But that crap is everywhere, and is in everything, and it is addicting!  Why do you think so many nutritionists try to justify eating moderate amounts of sugar?  They are addicted.

According to numerous studies, fructose is the main culprit in table sugar that causes insulin resistance -- FRUCTOSE y'all, NOT my poor glucose/starch compounds that get unfairly lumped into the same category via the "2010 All Carbs Are Evil Campaign".  Here is one of those studies that compared a starch-based diet with sucrose/fructose-based diets:

Old-timers paper link: Thresher et al, Comparison of the effects of sucrose and fructose on insulin action and glucose tolerance. AJP- Regu Physiol October 2000 vol.279 no.4

New-school web link

In an article from the American Journal of Clinical Nutrition, the metabolism of fructose was further investigated.  The report indicated that fructose, compared with glucose, is preferentially metabolized to fat in your liver.  In animal models, fructose produced the following responses: insulin resistance, impaired glucose tolerance, high insulin levels, high triglycerides, and hypertension.
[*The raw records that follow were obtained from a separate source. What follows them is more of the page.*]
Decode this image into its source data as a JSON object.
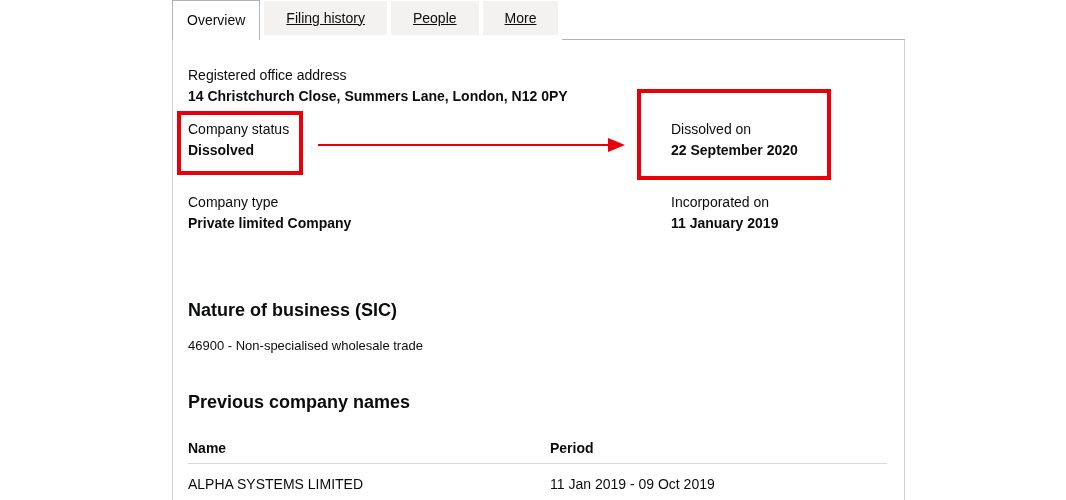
{
  "tabs": [
    {
      "label": "Overview",
      "selected": true
    },
    {
      "label": "Filing history",
      "selected": false
    },
    {
      "label": "People",
      "selected": false
    },
    {
      "label": "More",
      "selected": false
    }
  ],
  "address": {
    "label": "Registered office address",
    "value": "14 Christchurch Close, Summers Lane, London, N12 0PY"
  },
  "fields": [
    {
      "label": "Company status",
      "value": "Dissolved",
      "highlighted": true
    },
    {
      "label": "Dissolved on",
      "value": "22 September 2020",
      "highlighted": true
    },
    {
      "label": "Company type",
      "value": "Private limited Company",
      "highlighted": false
    },
    {
      "label": "Incorporated on",
      "value": "11 January 2019",
      "highlighted": false
    }
  ],
  "nature_of_business": {
    "heading": "Nature of business (SIC)",
    "items": [
      "46900 - Non-specialised wholesale trade"
    ]
  },
  "previous_names": {
    "heading": "Previous company names",
    "columns": [
      "Name",
      "Period"
    ],
    "rows": [
      [
        "ALPHA SYSTEMS LIMITED",
        "11 Jan 2019 - 09 Oct 2019"
      ]
    ]
  }
}
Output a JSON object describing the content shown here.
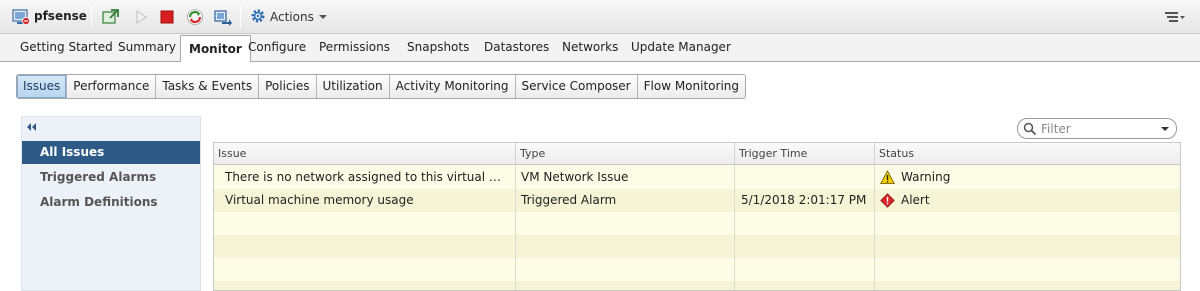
{
  "toolbar": {
    "vm_name": "pfsense",
    "actions_label": "Actions",
    "icons": [
      "vm-icon",
      "power-on-icon",
      "play-icon",
      "stop-icon",
      "restart-icon",
      "migrate-icon",
      "gear-icon",
      "menu-icon"
    ]
  },
  "main_tabs": [
    "Getting Started",
    "Summary",
    "Monitor",
    "Configure",
    "Permissions",
    "Snapshots",
    "Datastores",
    "Networks",
    "Update Manager"
  ],
  "active_main_tab": "Monitor",
  "sub_tabs": [
    "Issues",
    "Performance",
    "Tasks & Events",
    "Policies",
    "Utilization",
    "Activity Monitoring",
    "Service Composer",
    "Flow Monitoring"
  ],
  "active_sub_tab": "Issues",
  "left_nav": [
    "All Issues",
    "Triggered Alarms",
    "Alarm Definitions"
  ],
  "active_nav": "All Issues",
  "filter": {
    "placeholder": "Filter"
  },
  "table": {
    "columns": [
      "Issue",
      "Type",
      "Trigger Time",
      "Status"
    ],
    "rows": [
      {
        "issue": "There is no network assigned to this virtual machi...",
        "type": "VM Network Issue",
        "trigger_time": "",
        "status": "Warning",
        "status_icon": "warning-icon"
      },
      {
        "issue": "Virtual machine memory usage",
        "type": "Triggered Alarm",
        "trigger_time": "5/1/2018 2:01:17 PM",
        "status": "Alert",
        "status_icon": "alert-icon"
      }
    ]
  },
  "colors": {
    "accent": "#2e5a87",
    "row_bg": "#fdfce6",
    "warning": "#f4d000",
    "alert": "#d9262b"
  }
}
Now, we're not talking about the natural, tiny amounts of fructose found in whole fruit (3-5g in a 100g serving).  We're talking about the concentrated doses found in refined table sugar (49g per 100g serving) and high fructose corn syrup (as high as 75g per 100g serving).

What was that caveman theme again?  Oh yeah -- real, natural, whole, unprocessed foods are cool.  Kick that refined crap to the curb.

3. Eliminate trans-fats

If fructose is the "Worst Modern Food Champ", then trans fats are the undisputed #1 contender.  These compounds are essentially vegetable oils that have had a hydrogen molecule added to their chemical structure through a process called hydrogenation.  This makes them more solid in structure and extends shelf life -- both great if you are processed, snack food manufacturer.

However, this chemical alteration is what makes them so problematic if you are a health-enthusiast.  Because trans fats are basically unnatural, mutated fats, they raise total and bad cholesterol (LDL), elevate C-reactive protein, lower good cholesterol (HDL), and as such, are a major risk factor for coronary artery disease.

But forget heart attacks man, we just want to get our coveted six-packs right?  Well, trans fats have been shown to inhibit glucose disposal, promote insulin resistance and induce abdominal obesity.  Here's a study:

Old timer’s paper link: Kavanagh et al, Trans fat diet induces abdominal obesity and changes in insulin sensitivity in monkeys. Obesity 2007 Jul;15(7):1675-84.

New school web link

So if you see trans fats or hydrogenated oils, do as Iron Maiden said to do, "Run to the hills, run for your lives."

Click here for Part IB